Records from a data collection
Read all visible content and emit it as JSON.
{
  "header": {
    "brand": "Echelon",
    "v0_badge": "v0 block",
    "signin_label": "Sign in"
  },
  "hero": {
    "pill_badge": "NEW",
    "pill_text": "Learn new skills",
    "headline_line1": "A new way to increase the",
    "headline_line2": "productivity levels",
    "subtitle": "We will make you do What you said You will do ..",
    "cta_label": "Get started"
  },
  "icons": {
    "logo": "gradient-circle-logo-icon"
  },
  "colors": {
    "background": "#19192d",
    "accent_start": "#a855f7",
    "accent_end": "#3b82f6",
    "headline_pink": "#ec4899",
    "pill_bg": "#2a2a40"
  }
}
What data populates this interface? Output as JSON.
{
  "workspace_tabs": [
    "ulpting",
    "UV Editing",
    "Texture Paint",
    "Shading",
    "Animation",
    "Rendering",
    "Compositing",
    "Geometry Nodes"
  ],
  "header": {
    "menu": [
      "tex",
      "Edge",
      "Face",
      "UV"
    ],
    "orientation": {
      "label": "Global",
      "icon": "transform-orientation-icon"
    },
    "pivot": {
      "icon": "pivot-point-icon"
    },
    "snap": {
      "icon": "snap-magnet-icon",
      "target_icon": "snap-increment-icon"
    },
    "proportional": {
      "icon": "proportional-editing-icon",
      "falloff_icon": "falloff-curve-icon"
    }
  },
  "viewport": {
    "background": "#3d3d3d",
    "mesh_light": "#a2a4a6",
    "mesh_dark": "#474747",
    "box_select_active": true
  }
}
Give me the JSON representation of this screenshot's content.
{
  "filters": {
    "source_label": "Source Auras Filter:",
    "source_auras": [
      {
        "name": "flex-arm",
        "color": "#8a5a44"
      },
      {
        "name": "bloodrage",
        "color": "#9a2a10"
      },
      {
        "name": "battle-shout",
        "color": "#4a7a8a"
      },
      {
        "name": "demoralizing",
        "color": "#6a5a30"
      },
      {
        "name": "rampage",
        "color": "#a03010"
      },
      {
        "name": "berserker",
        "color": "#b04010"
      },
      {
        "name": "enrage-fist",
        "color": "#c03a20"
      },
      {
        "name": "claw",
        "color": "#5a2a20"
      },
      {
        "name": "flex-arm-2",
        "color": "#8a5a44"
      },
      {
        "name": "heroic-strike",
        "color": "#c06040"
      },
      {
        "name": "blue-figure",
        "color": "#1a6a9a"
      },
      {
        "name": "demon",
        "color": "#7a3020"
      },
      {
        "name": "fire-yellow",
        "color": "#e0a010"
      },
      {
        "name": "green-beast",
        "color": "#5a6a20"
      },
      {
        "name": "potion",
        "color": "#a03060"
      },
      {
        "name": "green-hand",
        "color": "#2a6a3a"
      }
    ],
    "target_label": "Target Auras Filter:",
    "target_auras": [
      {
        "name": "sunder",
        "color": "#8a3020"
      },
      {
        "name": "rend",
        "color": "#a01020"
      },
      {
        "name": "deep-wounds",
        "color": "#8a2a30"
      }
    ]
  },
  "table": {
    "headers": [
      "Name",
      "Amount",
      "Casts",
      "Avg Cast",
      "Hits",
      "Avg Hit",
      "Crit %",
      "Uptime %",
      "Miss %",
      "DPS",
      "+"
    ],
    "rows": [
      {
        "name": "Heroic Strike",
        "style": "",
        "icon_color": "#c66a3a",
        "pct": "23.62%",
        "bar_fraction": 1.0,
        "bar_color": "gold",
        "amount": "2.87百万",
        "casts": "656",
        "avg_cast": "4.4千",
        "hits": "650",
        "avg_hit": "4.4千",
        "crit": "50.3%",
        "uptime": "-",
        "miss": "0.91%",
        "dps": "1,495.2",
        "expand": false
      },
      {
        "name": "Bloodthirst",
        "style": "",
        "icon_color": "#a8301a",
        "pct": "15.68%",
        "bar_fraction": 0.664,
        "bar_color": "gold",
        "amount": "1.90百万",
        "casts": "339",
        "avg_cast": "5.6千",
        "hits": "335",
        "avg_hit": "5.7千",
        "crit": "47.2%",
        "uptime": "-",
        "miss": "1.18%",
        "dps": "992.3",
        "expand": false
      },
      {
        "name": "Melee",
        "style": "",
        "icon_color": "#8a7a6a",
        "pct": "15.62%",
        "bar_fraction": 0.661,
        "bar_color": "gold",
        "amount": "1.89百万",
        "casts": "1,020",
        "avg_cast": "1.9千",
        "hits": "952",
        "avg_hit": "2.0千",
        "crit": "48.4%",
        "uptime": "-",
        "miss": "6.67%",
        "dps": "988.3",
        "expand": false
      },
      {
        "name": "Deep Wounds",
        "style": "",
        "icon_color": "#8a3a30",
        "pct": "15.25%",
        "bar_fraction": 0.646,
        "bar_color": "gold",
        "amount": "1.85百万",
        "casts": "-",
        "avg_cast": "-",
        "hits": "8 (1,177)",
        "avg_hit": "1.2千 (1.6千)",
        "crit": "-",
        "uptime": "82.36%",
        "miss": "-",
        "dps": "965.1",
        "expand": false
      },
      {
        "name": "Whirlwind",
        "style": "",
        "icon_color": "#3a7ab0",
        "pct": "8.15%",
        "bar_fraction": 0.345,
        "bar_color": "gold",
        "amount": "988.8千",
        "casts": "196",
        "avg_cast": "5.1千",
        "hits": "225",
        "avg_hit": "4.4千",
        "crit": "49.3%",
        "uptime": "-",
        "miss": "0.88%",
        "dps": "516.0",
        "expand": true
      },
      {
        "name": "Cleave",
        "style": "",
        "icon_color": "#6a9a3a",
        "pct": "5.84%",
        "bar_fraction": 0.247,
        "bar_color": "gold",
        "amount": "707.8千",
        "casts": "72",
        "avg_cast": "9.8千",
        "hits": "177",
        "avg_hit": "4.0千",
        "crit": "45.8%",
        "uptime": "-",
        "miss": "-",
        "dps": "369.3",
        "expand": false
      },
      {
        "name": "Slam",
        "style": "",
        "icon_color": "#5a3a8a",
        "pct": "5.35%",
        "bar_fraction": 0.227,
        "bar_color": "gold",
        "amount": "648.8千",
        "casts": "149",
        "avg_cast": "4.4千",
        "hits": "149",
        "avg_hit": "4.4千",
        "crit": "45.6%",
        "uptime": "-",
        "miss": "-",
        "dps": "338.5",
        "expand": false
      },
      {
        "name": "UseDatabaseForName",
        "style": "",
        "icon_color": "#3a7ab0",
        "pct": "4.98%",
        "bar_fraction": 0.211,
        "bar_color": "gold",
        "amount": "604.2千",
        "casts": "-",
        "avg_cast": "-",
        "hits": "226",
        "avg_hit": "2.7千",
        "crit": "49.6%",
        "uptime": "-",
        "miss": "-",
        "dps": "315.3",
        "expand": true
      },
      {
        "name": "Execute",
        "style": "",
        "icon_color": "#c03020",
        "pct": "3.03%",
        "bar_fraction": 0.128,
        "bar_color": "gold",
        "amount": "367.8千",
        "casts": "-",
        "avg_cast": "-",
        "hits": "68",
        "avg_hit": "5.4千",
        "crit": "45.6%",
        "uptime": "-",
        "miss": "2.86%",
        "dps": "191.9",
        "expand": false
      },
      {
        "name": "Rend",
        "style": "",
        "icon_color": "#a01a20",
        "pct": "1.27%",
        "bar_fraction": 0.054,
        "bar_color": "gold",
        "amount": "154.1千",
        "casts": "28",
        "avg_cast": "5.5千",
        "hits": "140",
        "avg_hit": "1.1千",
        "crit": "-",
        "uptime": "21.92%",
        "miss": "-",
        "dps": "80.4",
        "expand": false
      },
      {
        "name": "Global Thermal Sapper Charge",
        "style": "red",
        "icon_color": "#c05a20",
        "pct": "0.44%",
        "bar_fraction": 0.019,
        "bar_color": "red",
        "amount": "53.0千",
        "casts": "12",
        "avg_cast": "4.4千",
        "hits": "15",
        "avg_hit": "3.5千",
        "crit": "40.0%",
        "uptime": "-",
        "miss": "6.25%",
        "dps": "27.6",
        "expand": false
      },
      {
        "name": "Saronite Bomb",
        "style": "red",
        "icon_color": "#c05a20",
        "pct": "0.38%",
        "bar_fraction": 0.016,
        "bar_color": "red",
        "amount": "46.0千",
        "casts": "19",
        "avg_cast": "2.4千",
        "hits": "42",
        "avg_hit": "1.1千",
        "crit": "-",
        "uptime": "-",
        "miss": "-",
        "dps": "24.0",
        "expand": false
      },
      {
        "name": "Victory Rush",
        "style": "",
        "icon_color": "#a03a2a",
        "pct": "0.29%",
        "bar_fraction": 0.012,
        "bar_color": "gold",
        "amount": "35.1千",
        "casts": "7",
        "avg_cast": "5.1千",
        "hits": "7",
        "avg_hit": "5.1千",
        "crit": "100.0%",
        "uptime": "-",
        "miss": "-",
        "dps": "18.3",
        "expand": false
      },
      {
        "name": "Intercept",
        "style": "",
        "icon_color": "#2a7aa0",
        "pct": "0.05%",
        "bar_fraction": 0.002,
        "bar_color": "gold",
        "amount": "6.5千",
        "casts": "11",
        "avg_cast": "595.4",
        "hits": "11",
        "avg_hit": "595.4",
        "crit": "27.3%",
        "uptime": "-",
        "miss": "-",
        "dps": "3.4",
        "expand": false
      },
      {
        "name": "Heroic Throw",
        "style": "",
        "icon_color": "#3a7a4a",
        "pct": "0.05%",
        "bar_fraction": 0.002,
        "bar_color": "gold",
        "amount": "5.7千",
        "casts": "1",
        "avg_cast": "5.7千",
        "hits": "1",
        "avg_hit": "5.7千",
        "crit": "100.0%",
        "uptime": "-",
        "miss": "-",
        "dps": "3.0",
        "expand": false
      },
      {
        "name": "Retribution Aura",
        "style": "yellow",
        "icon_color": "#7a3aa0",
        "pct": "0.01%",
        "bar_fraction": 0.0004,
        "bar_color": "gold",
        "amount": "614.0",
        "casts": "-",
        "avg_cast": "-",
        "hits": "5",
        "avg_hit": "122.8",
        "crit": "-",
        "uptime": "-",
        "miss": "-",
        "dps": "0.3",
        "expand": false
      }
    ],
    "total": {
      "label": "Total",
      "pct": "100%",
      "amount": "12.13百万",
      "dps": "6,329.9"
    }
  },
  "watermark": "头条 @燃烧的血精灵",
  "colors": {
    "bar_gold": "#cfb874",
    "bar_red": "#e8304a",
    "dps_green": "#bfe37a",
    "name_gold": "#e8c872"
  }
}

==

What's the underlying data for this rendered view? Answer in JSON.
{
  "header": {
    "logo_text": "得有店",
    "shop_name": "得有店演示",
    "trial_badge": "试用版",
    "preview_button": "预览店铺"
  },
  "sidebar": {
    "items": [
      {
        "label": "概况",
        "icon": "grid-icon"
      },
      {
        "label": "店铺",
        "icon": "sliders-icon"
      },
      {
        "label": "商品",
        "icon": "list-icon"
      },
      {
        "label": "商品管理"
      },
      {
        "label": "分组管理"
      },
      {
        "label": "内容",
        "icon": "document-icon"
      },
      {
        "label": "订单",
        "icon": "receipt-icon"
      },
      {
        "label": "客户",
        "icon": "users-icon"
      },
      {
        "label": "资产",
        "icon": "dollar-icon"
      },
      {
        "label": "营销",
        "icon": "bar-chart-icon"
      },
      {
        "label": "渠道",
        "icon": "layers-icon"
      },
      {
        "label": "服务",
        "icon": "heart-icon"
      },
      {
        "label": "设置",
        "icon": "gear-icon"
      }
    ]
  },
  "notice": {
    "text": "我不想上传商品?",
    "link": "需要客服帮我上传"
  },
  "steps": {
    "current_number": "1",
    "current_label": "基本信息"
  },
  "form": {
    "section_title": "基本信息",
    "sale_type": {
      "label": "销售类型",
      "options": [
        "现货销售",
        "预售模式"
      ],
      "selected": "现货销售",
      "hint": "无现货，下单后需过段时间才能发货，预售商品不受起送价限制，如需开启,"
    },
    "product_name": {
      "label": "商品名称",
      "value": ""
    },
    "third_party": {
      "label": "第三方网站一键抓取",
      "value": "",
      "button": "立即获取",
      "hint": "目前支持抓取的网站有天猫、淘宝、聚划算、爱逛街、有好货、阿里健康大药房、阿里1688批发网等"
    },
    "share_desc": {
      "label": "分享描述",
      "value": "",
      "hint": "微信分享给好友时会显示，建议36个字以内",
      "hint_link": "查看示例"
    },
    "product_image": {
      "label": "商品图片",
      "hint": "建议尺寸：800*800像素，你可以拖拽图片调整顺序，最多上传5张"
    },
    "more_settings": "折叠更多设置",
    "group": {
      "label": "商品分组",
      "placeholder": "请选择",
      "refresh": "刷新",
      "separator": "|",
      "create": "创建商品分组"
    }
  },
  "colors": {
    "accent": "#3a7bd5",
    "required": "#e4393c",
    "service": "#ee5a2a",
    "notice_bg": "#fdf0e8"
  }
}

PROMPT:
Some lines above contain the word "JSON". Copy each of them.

RESULT BELOW:
Read all visible content and emit it as JSON.
What data populates this interface? Output as JSON.
Give me the JSON representation of this screenshot's content.
What's the underlying data for this rendered view? Answer in JSON.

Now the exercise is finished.